Guess which airline denied a Marine vet with PTSD and his 'Service Dog of the Year'
(Un)American Airlines is busy cleaning up a public-relations nightmare after embarrassing a retired Marine Corps veteran and his award-winning service dog.
Jason Haag, 35, was flying home to Fredericksburg, Virginia, from Los Angeles International Airport last Sunday with his wife and service dog when they were denied entry onto the plane at the last minute.
The family traveled to California for the American Humane Association’s Hero Dog Awards on Saturday night. His dog, Axel, was honored as the 2015 Service Dog of the Year.
“[The agent] called me up to the ticket counter and the first thing out of his mouth was, ‘Is that a real service dog?’” Haag told the Washington Free Beacon on Tuesday. “He’s like, ‘Well, what’s your disability?’ and I was like, ‘Excuse me?’ because that’s not a question you’re allowed to ask under the rules and regulations. Then he started firing off questions in rapid succession.”
Axel is able to ease Haag’s anxiety attacks and help pull him out of flashbacks, ABC News reported Tuesday. The veteran, who travels around the country explaining what service dogs do for wounded veterans, also deals with complications from traumatic brain injury suffered while on active duty.

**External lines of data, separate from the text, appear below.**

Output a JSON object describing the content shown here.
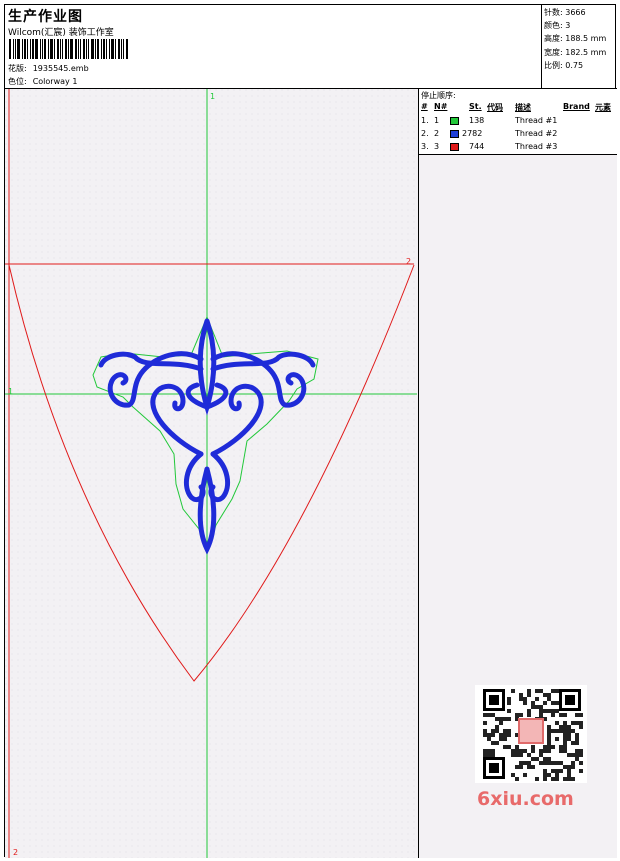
{
  "header": {
    "title": "生产作业图",
    "studio": "Wilcom(汇宸) 装饰工作室",
    "design_label": "花版:",
    "design_value": "1935545.emb",
    "colorway_label": "色位:",
    "colorway_value": "Colorway 1"
  },
  "specs": {
    "stitches": "针数: 3666",
    "colors": "颜色: 3",
    "height": "高度: 188.5 mm",
    "width": "宽度: 182.5 mm",
    "scale": "比例: 0.75"
  },
  "stop_sequence": {
    "title": "停止顺序:",
    "columns": {
      "hash": "#",
      "n": "N#",
      "st": "St.",
      "code": "代码",
      "desc": "描述",
      "brand": "Brand",
      "element": "元素"
    },
    "rows": [
      {
        "num": "1.",
        "n": "1",
        "color": "#22c83a",
        "st": "138",
        "desc": "Thread #1"
      },
      {
        "num": "2.",
        "n": "2",
        "color": "#1f3fd8",
        "st": "2782",
        "desc": "Thread #2"
      },
      {
        "num": "3.",
        "n": "3",
        "color": "#e01a1a",
        "st": "744",
        "desc": "Thread #3"
      }
    ]
  },
  "guides": {
    "top_marker": "1",
    "left_marker": "1",
    "right_marker": "2",
    "bottom_marker": "2"
  },
  "watermark": "6xiu.com",
  "colors": {
    "guide_green": "#22c83a",
    "guide_red": "#e01a1a",
    "embroidery_blue": "#1f2bd8"
  }
}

“The next thing they ask me is, ‘What does the dog do for you?’ I tell him the dog does a bunch of stuff for me. He didn’t really like that answer,” Haag told ABC. “I tried to start telling him the tasks; he starts to tell me that I’m non-compliant and my dog can’t fly because I can’t produce any paperwork.”
The former captain’s ordeal had an added level of frustration because he had flown out of Reagan National Airport three days earlier on the same airline without any problems.
Despite having proper documentation to fly with Axel (i.e., identification, a harness and verbal confirmation), the veteran was told he may have created fraudulent documents.